Is the luxury watch industry underestimating the threat of the Apple Watch? Do you think there are other industries that should also prepare to be disrupted by the Apple Watch?
This article talks about how Mark W. Johnson (Clayton Christensen’s business partner) says that disruptive innovation is not about being better than what currently exists. He says disruptive innovation “transforms a complicated, expensive product into one that is easier to use or is more affordable than the one most readily available.You know an innovation is disruptive when a new population has access to products and services that previously were only affordable for the few or the wealthy.”
A subset of disruptive innovations called catalytic innovations is introduced and described as “providing good-enough solutions to inadequately addressed social problems.” An example would be the MinuteClinic which provides affordable walk-in health services for common health problems. The idea of the MinuteClinic lead to the creation of other walk-in clinics that serve people who cannot afford health care.
As business students we usually focus on the profits to be earned from a new idea or technology, but I think it’s interesting to look at the social changes we can achieve. What other examples can you think of where disruptive innovation was used for social causes? How do you think disruptive innovation can be used for social change in the future?
Last week we talked about how everything is measurable and it is necessary for organizations to measure the value of IT so that the entire organization sees the importance of IT. This author of this article speaks with Doug Laney, research vice president for Gartner Inc., who says there is a gap between the realized and potential value of information. Laney gives his six models for how businesses can treat data as an asset in order to help close that gap.
1. Intrinsic value of information – breaks data into characteristics such as accuracy, accessibility, completeness, then rates each characteristic and tallies for final score.
2. Business value of information – measures data characteristics in relation to business processes.
3. Performance value of information – measures data impact on key performance indicators over time.
4. Cost value of information – measures the cost of “acquiring or replacing lost information” as well as lost revenue caused by loss of data
5. Economic value of information – measures how data contributes to revenue
6. Market value of information – measures the revenue generated by “selling, renting or bartering” corporate data.

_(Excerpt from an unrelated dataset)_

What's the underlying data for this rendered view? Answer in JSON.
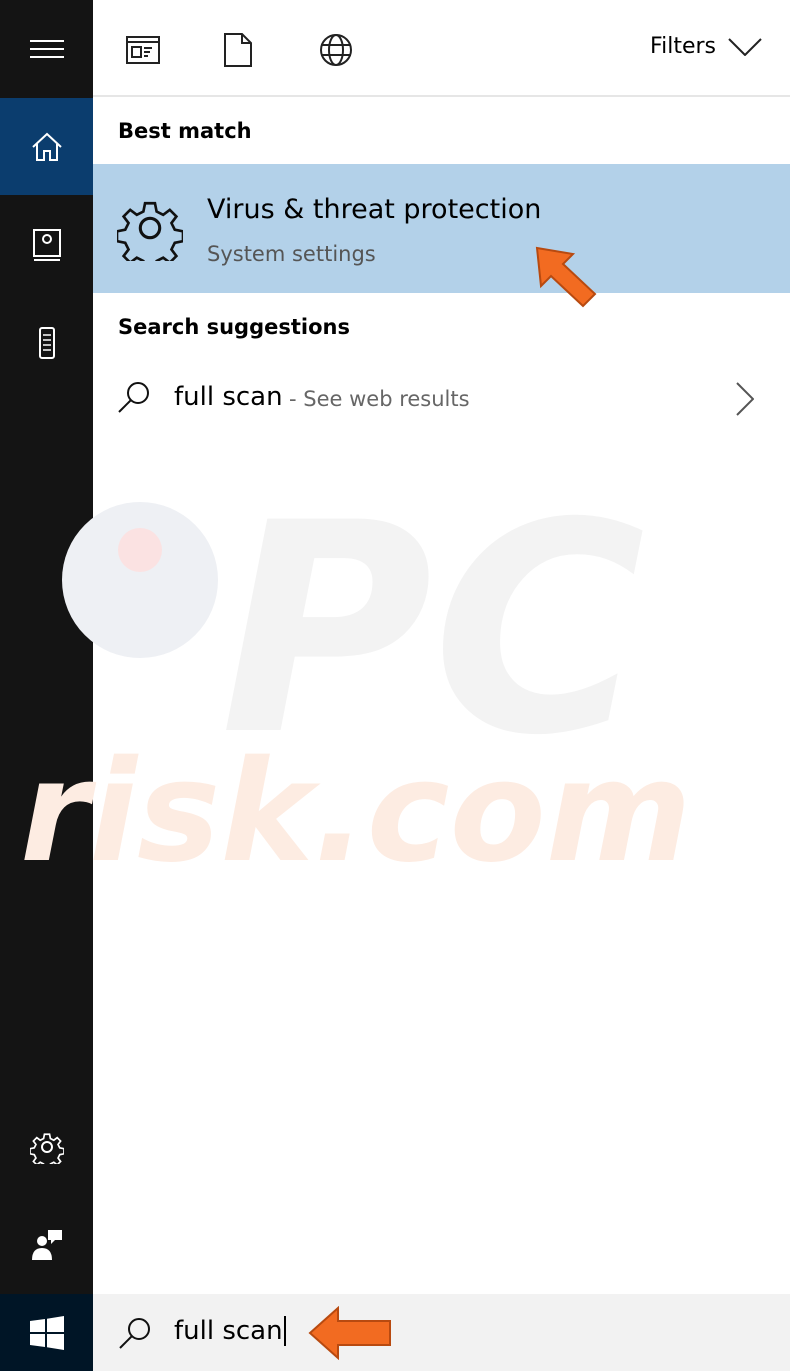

Do you agree with the methods Laney suggests? Are their other ways you would measure the value of data? Which methods do you think would be most effective at convincing your CEO that data is an asset to your company?